Runtime: 30 minutes
Heart of a Champion with Lauren Thompson - Dorothy Thompson - Netflix
Dorothy Celene Thompson (9 July 1893 – 30 January 1961) was an American journalist and radio broadcaster, who in 1939 was recognized by Time magazine as the second most influential woman in America next to Eleanor Roosevelt. She is notable as the first American journalist to be expelled from Nazi Germany in 1934 and as one of the few women news commentators on radio during the 1930s. She is regarded by some as the “First Lady of American Journalism.”
Heart of a Champion with Lauren Thompson - Fame and controversy - Netflix

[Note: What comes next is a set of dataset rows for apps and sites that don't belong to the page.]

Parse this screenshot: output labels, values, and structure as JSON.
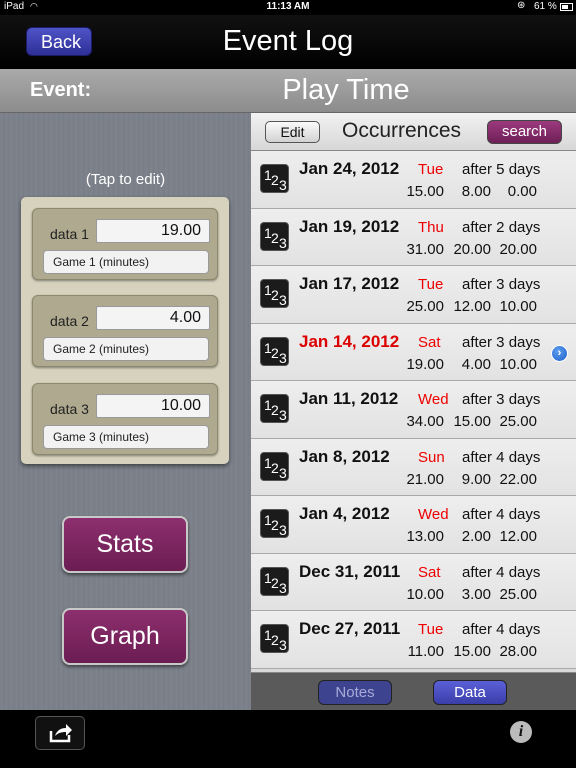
{
  "status": {
    "carrier": "iPad",
    "time": "11:13 AM",
    "battery": "61 %"
  },
  "nav": {
    "back_label": "Back",
    "title": "Event Log"
  },
  "event": {
    "label": "Event:",
    "name": "Play Time"
  },
  "editor": {
    "hint": "(Tap to edit)",
    "fields": [
      {
        "label": "data 1",
        "value": "19.00",
        "desc": "Game 1 (minutes)"
      },
      {
        "label": "data 2",
        "value": "4.00",
        "desc": "Game 2 (minutes)"
      },
      {
        "label": "data 3",
        "value": "10.00",
        "desc": "Game 3 (minutes)"
      }
    ],
    "stats_label": "Stats",
    "graph_label": "Graph"
  },
  "occurrences": {
    "edit_label": "Edit",
    "title": "Occurrences",
    "search_label": "search",
    "icon_digits": [
      "1",
      "2",
      "3"
    ],
    "rows": [
      {
        "date": "Jan 24, 2012",
        "dow": "Tue",
        "after": "after 5 days",
        "v1": "15.00",
        "v2": "8.00",
        "v3": "0.00"
      },
      {
        "date": "Jan 19, 2012",
        "dow": "Thu",
        "after": "after 2 days",
        "v1": "31.00",
        "v2": "20.00",
        "v3": "20.00"
      },
      {
        "date": "Jan 17, 2012",
        "dow": "Tue",
        "after": "after 3 days",
        "v1": "25.00",
        "v2": "12.00",
        "v3": "10.00"
      },
      {
        "date": "Jan 14, 2012",
        "dow": "Sat",
        "after": "after 3 days",
        "v1": "19.00",
        "v2": "4.00",
        "v3": "10.00"
      },
      {
        "date": "Jan 11, 2012",
        "dow": "Wed",
        "after": "after 3 days",
        "v1": "34.00",
        "v2": "15.00",
        "v3": "25.00"
      },
      {
        "date": "Jan 8, 2012",
        "dow": "Sun",
        "after": "after 4 days",
        "v1": "21.00",
        "v2": "9.00",
        "v3": "22.00"
      },
      {
        "date": "Jan 4, 2012",
        "dow": "Wed",
        "after": "after 4 days",
        "v1": "13.00",
        "v2": "2.00",
        "v3": "12.00"
      },
      {
        "date": "Dec 31, 2011",
        "dow": "Sat",
        "after": "after 4 days",
        "v1": "10.00",
        "v2": "3.00",
        "v3": "25.00"
      },
      {
        "date": "Dec 27, 2011",
        "dow": "Tue",
        "after": "after 4 days",
        "v1": "11.00",
        "v2": "15.00",
        "v3": "28.00"
      }
    ],
    "notes_label": "Notes",
    "data_label": "Data"
  },
  "colors": {
    "accent_purple": "#7a2461",
    "nav_blue": "#3a3ea8",
    "weekday_red": "#e00000"
  },
  "icons": {
    "wifi": "wifi-icon",
    "lock": "rotation-lock-icon",
    "share": "share-icon",
    "info": "info-icon",
    "disclosure": "disclosure-icon",
    "numbers": "numbers-icon"
  }
}
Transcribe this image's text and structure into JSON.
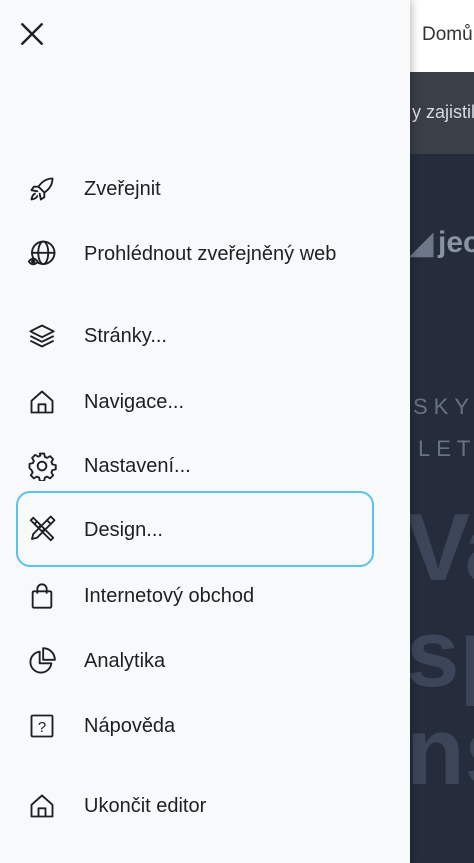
{
  "background": {
    "header_link": "Domů",
    "notice_text": "y zajistily",
    "logo_text": "jec",
    "subtitle_line1": "SKYT",
    "subtitle_line2": "LET",
    "hero_line1": "Va",
    "hero_line2": "sp",
    "hero_line3": "ns"
  },
  "drawer": {
    "close_icon": "close-icon",
    "items": [
      {
        "label": "Zveřejnit",
        "icon": "rocket-icon"
      },
      {
        "label": "Prohlédnout zveřejněný web",
        "icon": "globe-eye-icon"
      },
      {
        "label": "Stránky...",
        "icon": "layers-icon"
      },
      {
        "label": "Navigace...",
        "icon": "home-icon"
      },
      {
        "label": "Nastavení...",
        "icon": "gear-icon"
      },
      {
        "label": "Design...",
        "icon": "design-tools-icon",
        "active": true
      },
      {
        "label": "Internetový obchod",
        "icon": "shopping-bag-icon"
      },
      {
        "label": "Analytika",
        "icon": "pie-chart-icon"
      },
      {
        "label": "Nápověda",
        "icon": "help-icon"
      },
      {
        "label": "Ukončit editor",
        "icon": "exit-home-icon"
      }
    ]
  },
  "colors": {
    "drawer_bg": "#f8f9fa",
    "active_border": "#5cc2ec",
    "text": "#1d1f24",
    "backdrop": "#252d3c"
  }
}
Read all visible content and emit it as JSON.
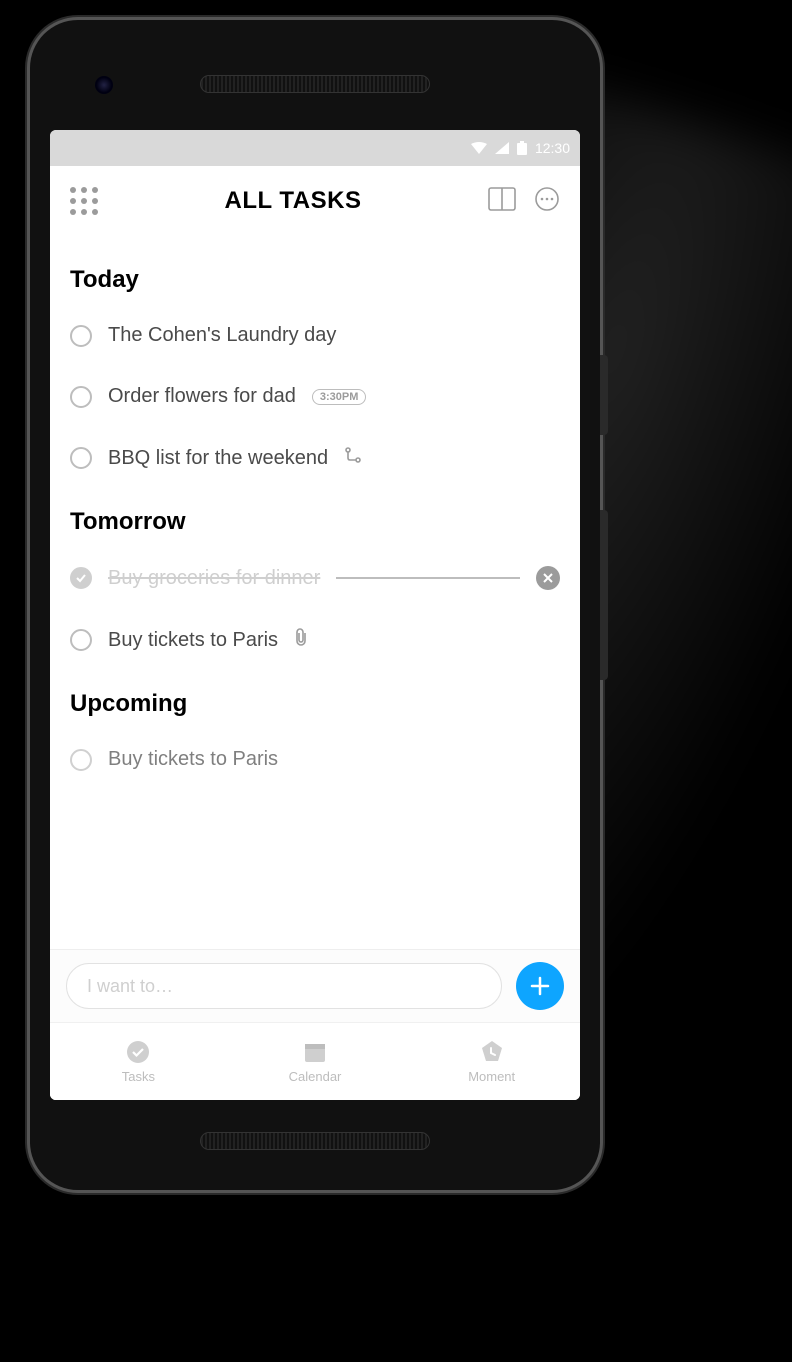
{
  "status_bar": {
    "time": "12:30"
  },
  "header": {
    "title": "ALL TASKS"
  },
  "sections": {
    "today": {
      "title": "Today",
      "tasks": [
        {
          "title": "The Cohen's Laundry day"
        },
        {
          "title": "Order flowers for dad",
          "time": "3:30PM"
        },
        {
          "title": "BBQ list for the weekend",
          "has_subtasks": true
        }
      ]
    },
    "tomorrow": {
      "title": "Tomorrow",
      "tasks": [
        {
          "title": "Buy groceries for dinner",
          "completed": true
        },
        {
          "title": "Buy tickets to Paris",
          "has_attachment": true
        }
      ]
    },
    "upcoming": {
      "title": "Upcoming",
      "tasks": [
        {
          "title": "Buy tickets to Paris"
        }
      ]
    }
  },
  "input": {
    "placeholder": "I want to…"
  },
  "nav": {
    "tasks": "Tasks",
    "calendar": "Calendar",
    "moment": "Moment"
  },
  "colors": {
    "accent": "#0ea5ff"
  }
}
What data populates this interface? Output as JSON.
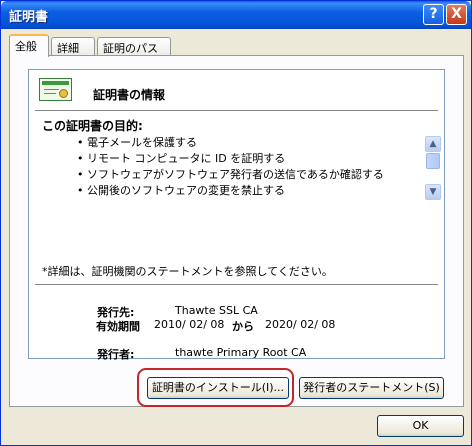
{
  "window": {
    "title": "証明書",
    "help_label": "?",
    "close_label": "X"
  },
  "tabs": [
    {
      "label": "全般",
      "active": true
    },
    {
      "label": "詳細",
      "active": false
    },
    {
      "label": "証明のパス",
      "active": false
    }
  ],
  "info": {
    "title": "証明書の情報",
    "purpose_heading": "この証明書の目的:",
    "purposes": [
      "• 電子メールを保護する",
      "• リモート コンピュータに ID を証明する",
      "• ソフトウェアがソフトウェア発行者の送信であるか確認する",
      "• 公開後のソフトウェアの変更を禁止する"
    ],
    "detail_note": "*詳細は、証明機関のステートメントを参照してください。",
    "issued_to_label": "発行先:",
    "issued_to_value": "Thawte SSL CA",
    "issued_by_label": "発行者:",
    "issued_by_value": "thawte Primary Root CA",
    "validity_label": "有効期間",
    "valid_from": "2010/ 02/ 08",
    "validity_connector": "から",
    "valid_to": "2020/ 02/ 08"
  },
  "scrollbar": {
    "up_icon": "▲",
    "down_icon": "▼"
  },
  "buttons": {
    "install": "証明書のインストール(I)...",
    "statement": "発行者のステートメント(S)",
    "ok": "OK"
  },
  "colors": {
    "titlebar": "#0b5ee2",
    "highlight": "#c0262a",
    "tab_accent": "#f9b84a"
  }
}
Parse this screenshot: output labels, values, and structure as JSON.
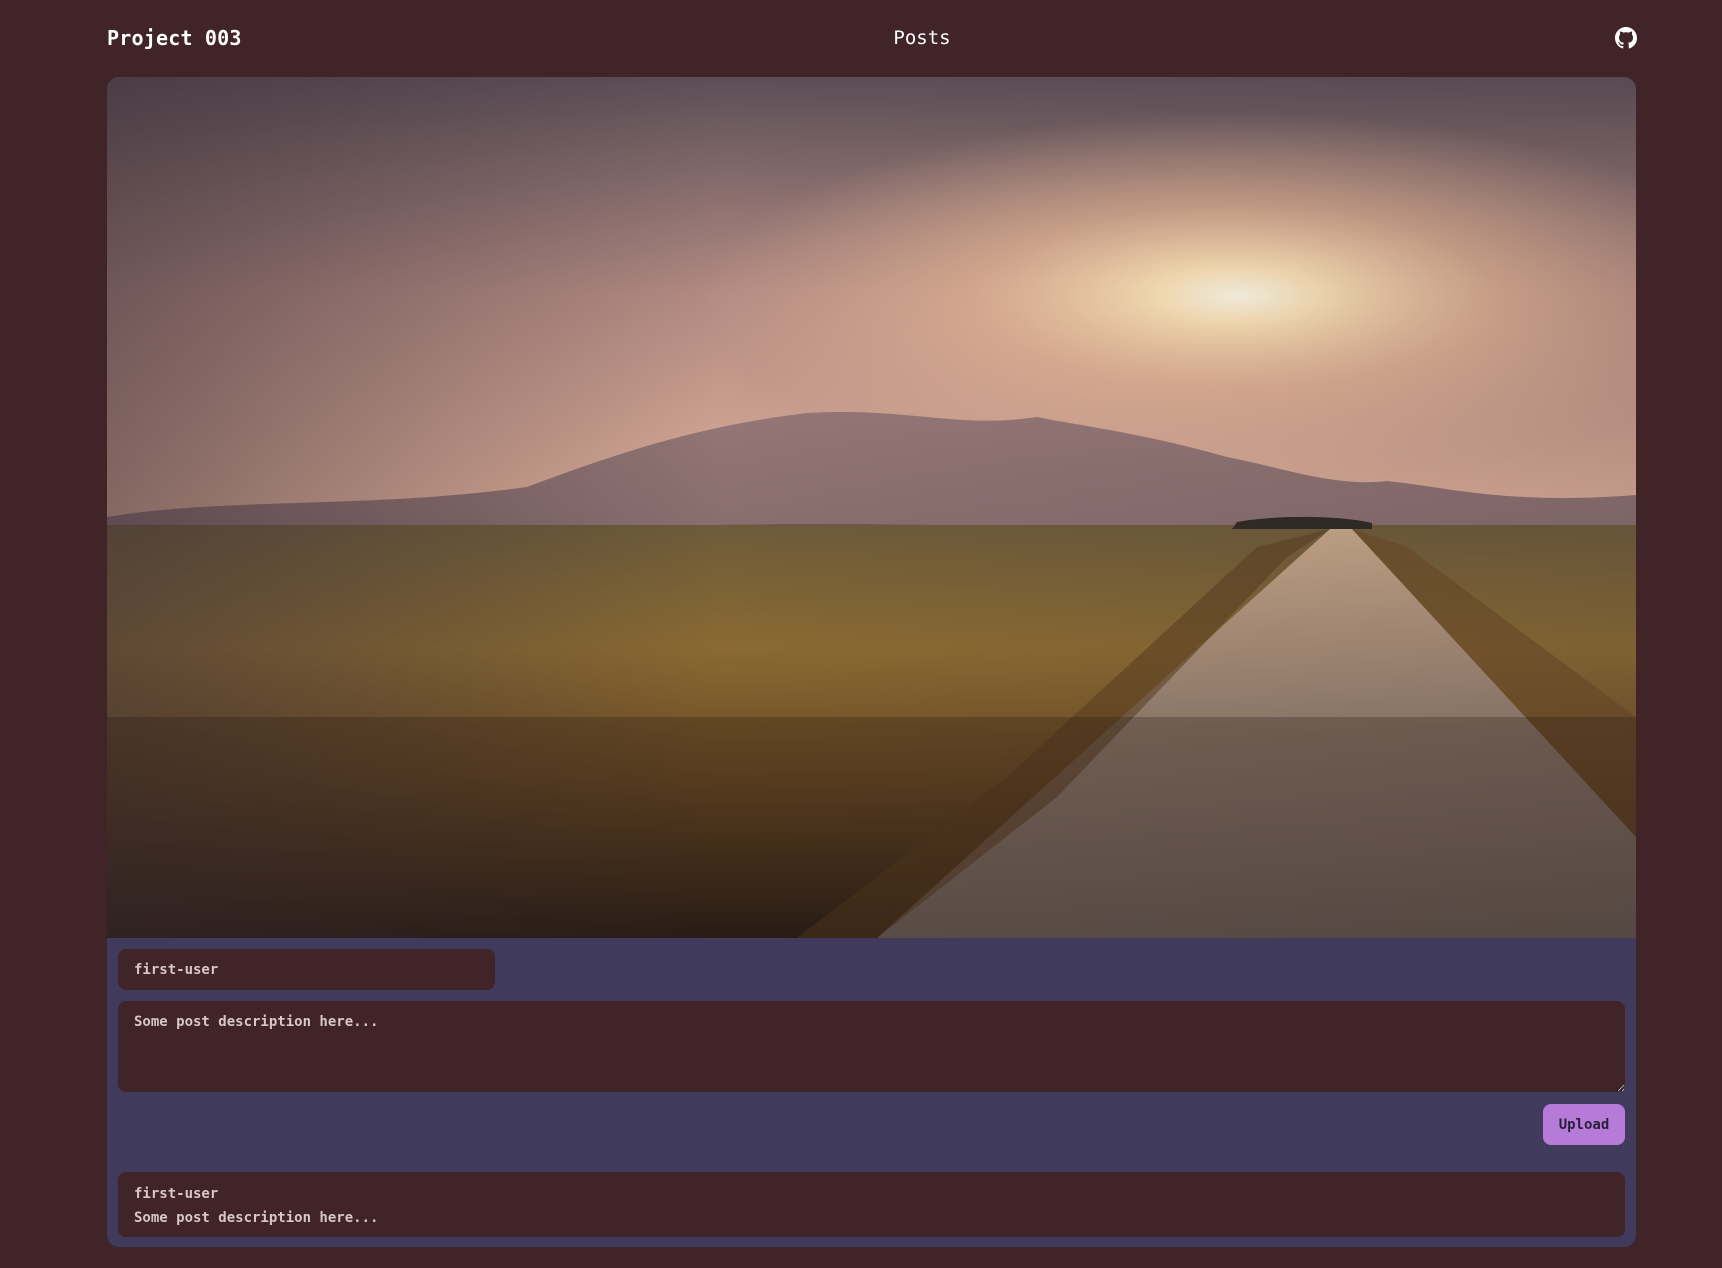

In 1939, Thompson was featured on the cover of Time, with an accompanying picture of her speaking into an NBC radio microphone. The article was captioned “she rides in the smoking car” and it named her the second most popular and influential woman in the country behind Eleanor Roosevelt. She was one of the most respected women of her age. The article explained Thompson's influence: “Dorothy Thompson is the U. S. clubwoman's woman. She is read, believed and quoted by millions of women who used to get their political opinions from their husbands, who got them from Walter Lippmann.” In Woman of the Year (1942) Katharine Hepburn played Tess Harding, a character directly based on Thompson. The Broadway musical is based on Thompson as well, this time played by Lauren Bacall. In 1941, Thompson wrote “Who Goes Nazi?” for Harper's Magazine. She was a keynote speaker at the Biltmore Conference, and by war's end was regarded as one of the most effective spokespersons for Zionism. Thompson switched her views round radically after a trip to Palestine in 1945, and ran into difficulties, including accusations of anti-Semitism, which she strongly rebuffed, after being warned that hostility toward Israel was, in the American press world, “almost a definition of professional suicide.” She eventually concluded that Zionism was a recipe for perpetual war. Thompson died 1961, aged 67, in Lisbon, Portugal and is buried in the Town cemetery, Barnard, Vermont